Close ×

More Ways to Connect

Discover one of our 28 local entrepreneurial communities »

Be the first to know as we launch in new countries and markets around the globe.

Interested in bringing MIT Technology Review to your local market?

MIT Technology ReviewMIT Technology Review - logo

 

Unsupported browser: Your browser does not meet modern web standards. See how it scores »

When a speeding object strikes a piece of plastic foam such as polystyrene, the work required to crush the walls of the millions of air cells in the foam slows the object down. That’s why polystyrene is ideal for use in bicycle helmets and other protective gear.

Metals such as aluminum can also form foams – and because of their greater rigidity, they could, in theory, dissipate as much energy as a polymer foam in a much thinner layer.

In practice, however, it’s been impossible to manufacture metal foams with the uniform cell sizes needed to spread out an impact evenly.

Now an Austrian company has developed a way to make aluminum foam with evenly sized cells, potentially opening the way to safer automobiles with metal-foam parts such as door side-impact beams. “Cellular aluminum has a number of advantages that no other metal has,” says Gerald Högl, CEO of Schwarzenau-based Metcomb Nanostructures. “It’s strong, light, energy absorbing, vibration and noise absorbing, nontoxic, and 100 percent recyclable.”

Metcomb’s engineers keep the cells in their foam uniform by adjusting the nanoscale oxide layer on the cell surface and by adding small-scale particles to molten aluminum, which controls its viscosity and hence the size of the bubbles that form inside it.
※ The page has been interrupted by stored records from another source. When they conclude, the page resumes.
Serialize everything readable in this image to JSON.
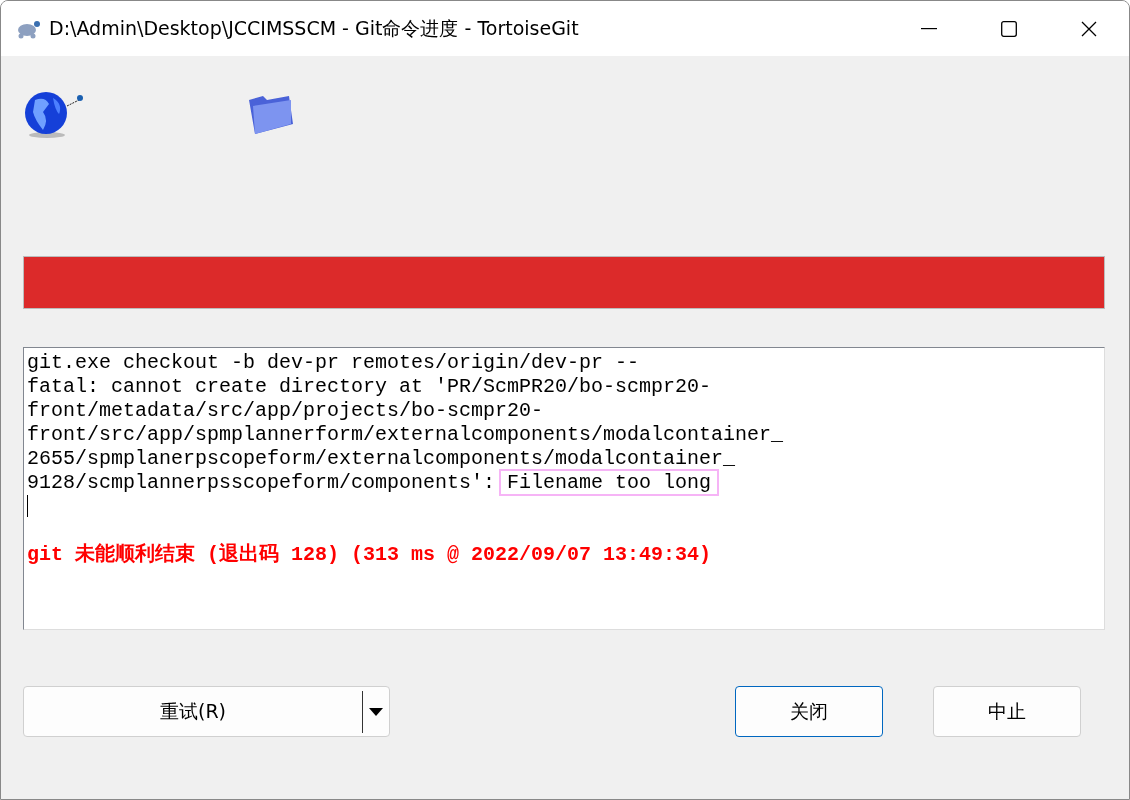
{
  "window": {
    "title": "D:\\Admin\\Desktop\\JCCIMSSCM - Git命令进度 - TortoiseGit"
  },
  "progress": {
    "level": 1
  },
  "log": [
    {
      "kind": "normal",
      "segments": [
        {
          "text": "git.exe checkout -b dev-pr remotes/origin/dev-pr --",
          "highlighted": false
        }
      ]
    },
    {
      "kind": "normal",
      "segments": [
        {
          "text": "fatal: cannot create directory at 'PR/ScmPR20/bo-scmpr20-",
          "highlighted": false
        }
      ]
    },
    {
      "kind": "normal",
      "segments": [
        {
          "text": "front/metadata/src/app/projects/bo-scmpr20-",
          "highlighted": false
        }
      ]
    },
    {
      "kind": "normal",
      "segments": [
        {
          "text": "front/src/app/spmplannerform/externalcomponents/modalcontainer_",
          "highlighted": false
        }
      ]
    },
    {
      "kind": "normal",
      "segments": [
        {
          "text": "2655/spmplanerpscopeform/externalcomponents/modalcontainer_",
          "highlighted": false
        }
      ]
    },
    {
      "kind": "normal",
      "segments": [
        {
          "text": "9128/scmplannerpsscopeform/components':",
          "highlighted": false
        },
        {
          "text": "Filename too long",
          "highlighted": true
        }
      ]
    },
    {
      "kind": "cursor"
    },
    {
      "kind": "blank"
    },
    {
      "kind": "error",
      "segments": [
        {
          "text": "git 未能顺利结束 (退出码 128) (313 ms @ 2022/09/07 13:49:34)",
          "highlighted": false
        }
      ]
    }
  ],
  "buttons": [
    {
      "label": "重试(R)",
      "kind": "split",
      "default": false
    },
    {
      "label": "关闭",
      "kind": "plain",
      "default": true
    },
    {
      "label": "中止",
      "kind": "plain",
      "default": false
    }
  ]
}
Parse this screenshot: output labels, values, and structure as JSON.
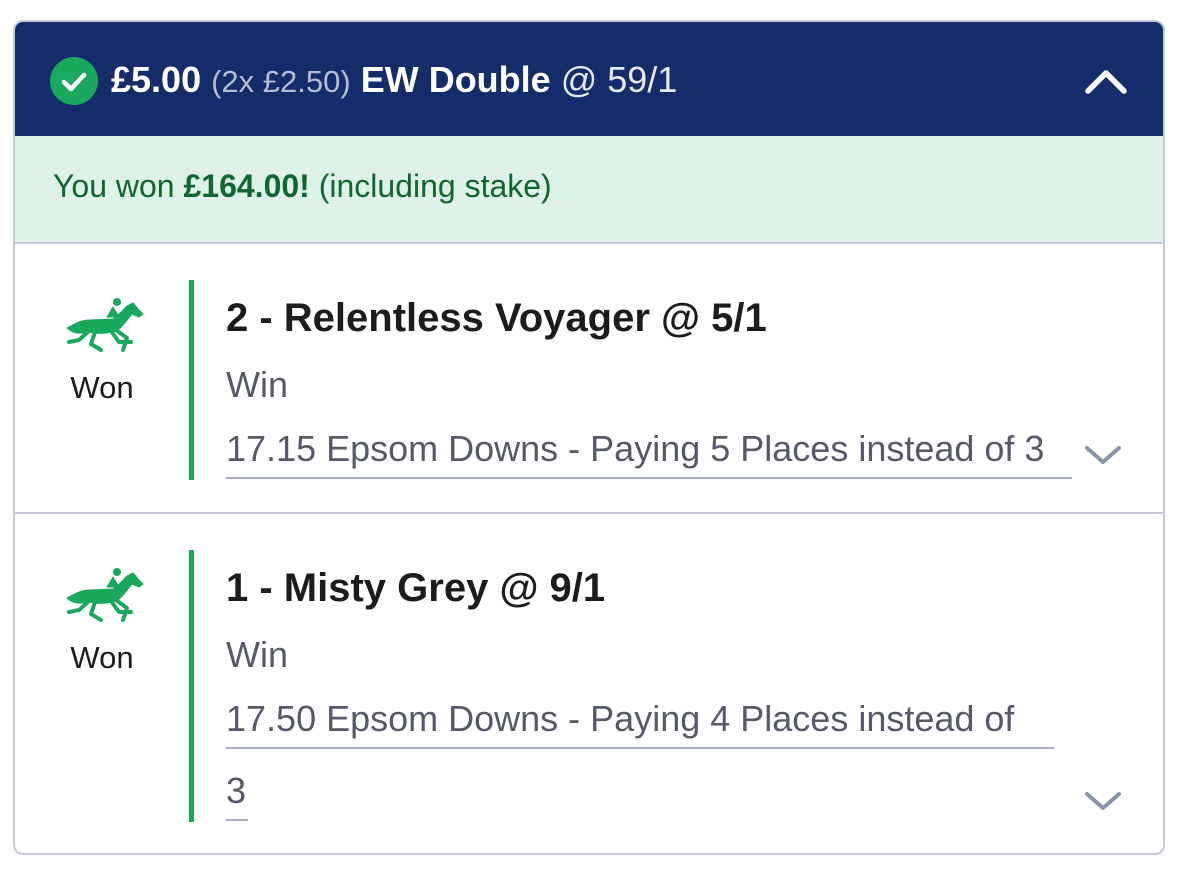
{
  "header": {
    "stake": "£5.00",
    "split": "(2x £2.50)",
    "bet_type": "EW Double",
    "odds": "@ 59/1",
    "status_icon": "check-circle-icon",
    "collapse_icon": "chevron-up-icon"
  },
  "banner": {
    "prefix": "You won",
    "amount": "£164.00!",
    "suffix": "(including stake)"
  },
  "legs": [
    {
      "result": "Won",
      "icon": "horse-racing-icon",
      "selection": "2 - Relentless Voyager @ 5/1",
      "market": "Win",
      "event_line1": "17.15 Epsom Downs - Paying 5 Places instead of 3",
      "event_line2": ""
    },
    {
      "result": "Won",
      "icon": "horse-racing-icon",
      "selection": "1 - Misty Grey @ 9/1",
      "market": "Win",
      "event_line1": "17.50 Epsom Downs - Paying 4 Places instead of",
      "event_line2": "3"
    }
  ],
  "colors": {
    "header_bg": "#152c6b",
    "won_green": "#1aa85c",
    "banner_bg": "#dff2e7",
    "banner_text": "#11652f"
  }
}
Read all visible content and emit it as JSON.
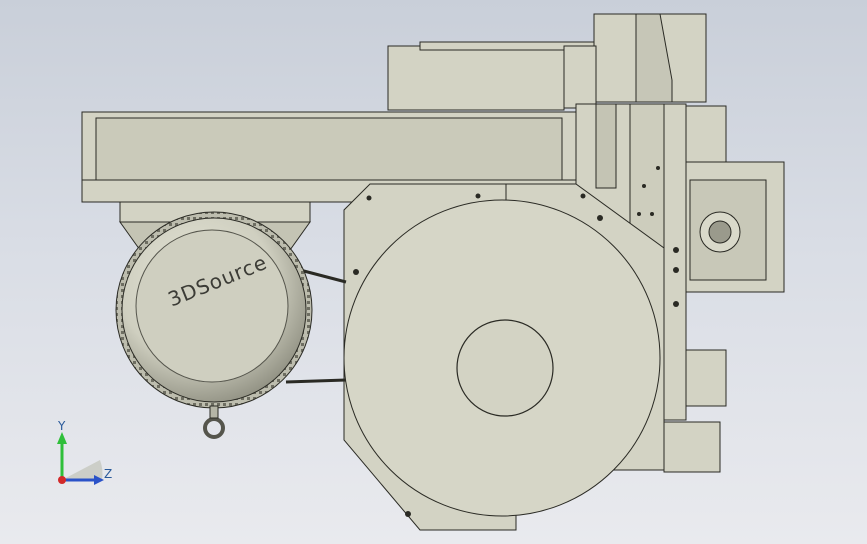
{
  "model": {
    "logo_text": "3DSource"
  },
  "triad": {
    "y_label": "Y",
    "z_label": "Z",
    "colors": {
      "y": "#2fbf3a",
      "z": "#2a52c8",
      "x": "#d22a2a"
    }
  },
  "palette": {
    "part_fill": "#d3d3c4",
    "part_fill_dark": "#b9b9a9",
    "edge": "#2a2a24",
    "background_top": "#c9cfd9",
    "background_bottom": "#e9eaee"
  }
}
Engineer Jörg Wellnitz, vice dean at the University of Applied Sciences in Ingolstadt, Germany, and a member of Metcomb’s scientific advisory board, will use Metcomb’s foam to try to develop impact-absorbing car doors and armor for vehicles and buildings.

“Due to the fact that we can go from cell sizes of about two millimeters up to twelve or more, we can finely adjust the foam’s impact-absorbent properties,” says Wellnitz, who believes the material’s first commercial application will be to protect against terrorist blasts.

16 comments. Share your thoughts »

Tagged: Business

Reprints and Permissions | Send feedback to the editor

From the Archives

Close

Introducing MIT Technology Review Insider.

Already a Magazine subscriber?

You're automatically an Insider. It's easy to activate or upgrade your account.

Activate Your Account

Become an Insider

It's the new way to subscribe. Get even more of the tech news, research, and discoveries you crave.

Sign Up

Learn More

Find out why MIT Technology Review Insider is for you and explore your options.

Show Me
×

A Place of Inspiration

Understand the technologies that are changing business and driving the new global economy.

September 23-25, 2014
Register »